MacDonald's Bookstore, A Gem of a Store in Estes Park

Did you ever see the movie where a big box bookseller took over a small children’s bookstore? Though the movie came out years ago and independent bookstores seemed doomed forevermore, there is a charming, family-owned bookshop still thriving in Estes Park, Colorado.

In fact, no visit to Estes Park, which is the town adjacent to Rocky Mountain National Park, should be considered complete without a stop in MacDonald’s Bookstore. Though small in size, this shop manages to pack in the latest bestsellers, magazines and an exclusive selection of Rocky Mountain regional books.

But before you even enter the bookshop, take a good look at its exterior.
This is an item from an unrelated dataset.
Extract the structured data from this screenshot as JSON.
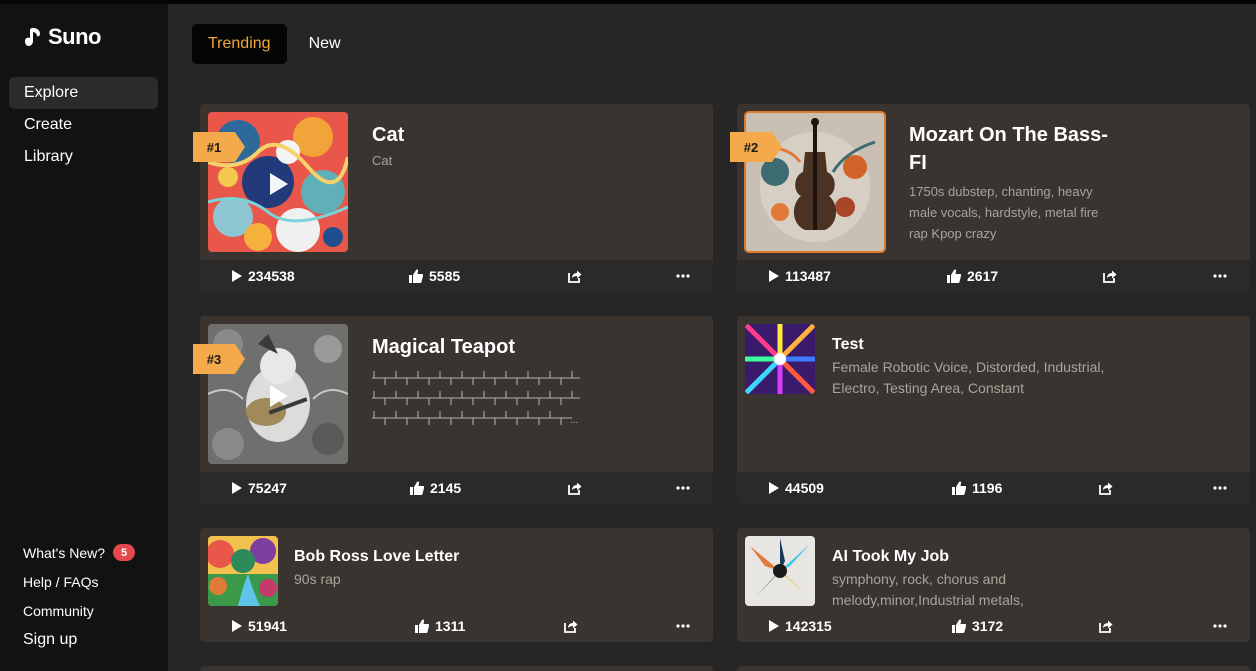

The store is housed in an original log cabin built in 1907 by the forest service, which was then purchased a year later by Ed MacDonald, the current store owner’s grandfather. Ed originally opened a general store with a small corner devoted to books. But when Ed retired in 1928, his wife decided to change the parlor of their home into a bookstore. Over the years the bookstore expanded to take over more of the original home.

This shop has survived more than one major Estes Park flood in its long history. In particular, in 1982, the Lawn Lake flood devastated the structure. But by then this bookstore had become so beloved that over eighty volunteers helped to repair the building.

Once you enter the store, expect to be greeted with exceptional service. Paula Steige, the current family member owning the store, and her staff are invariably friendly and very knowledgeable in helping you choose a book of your choice. The store has a wonderful collection of books concerning all western themes. The owner likes to support local authors and topics of regional interest, but if all you’re interested in is picking up the latest bestsellers, the store keeps them regularly stocked. It is one of the amazing things about this store, that a structure so small can be so wonderfully stocked with such a wide variety of reading materials.

On a personal note, my son Charlie always loathed having to do summer reading assignments and would pick his books based on how short they were. His famous line in our family was “I’d read an American Girl book if it was only a hundred pages long!” Yes, even my son Charlie frequents this bookstore. By the way, Charlie is now at the University of Colorado…he must have learned something from his 100 page novels!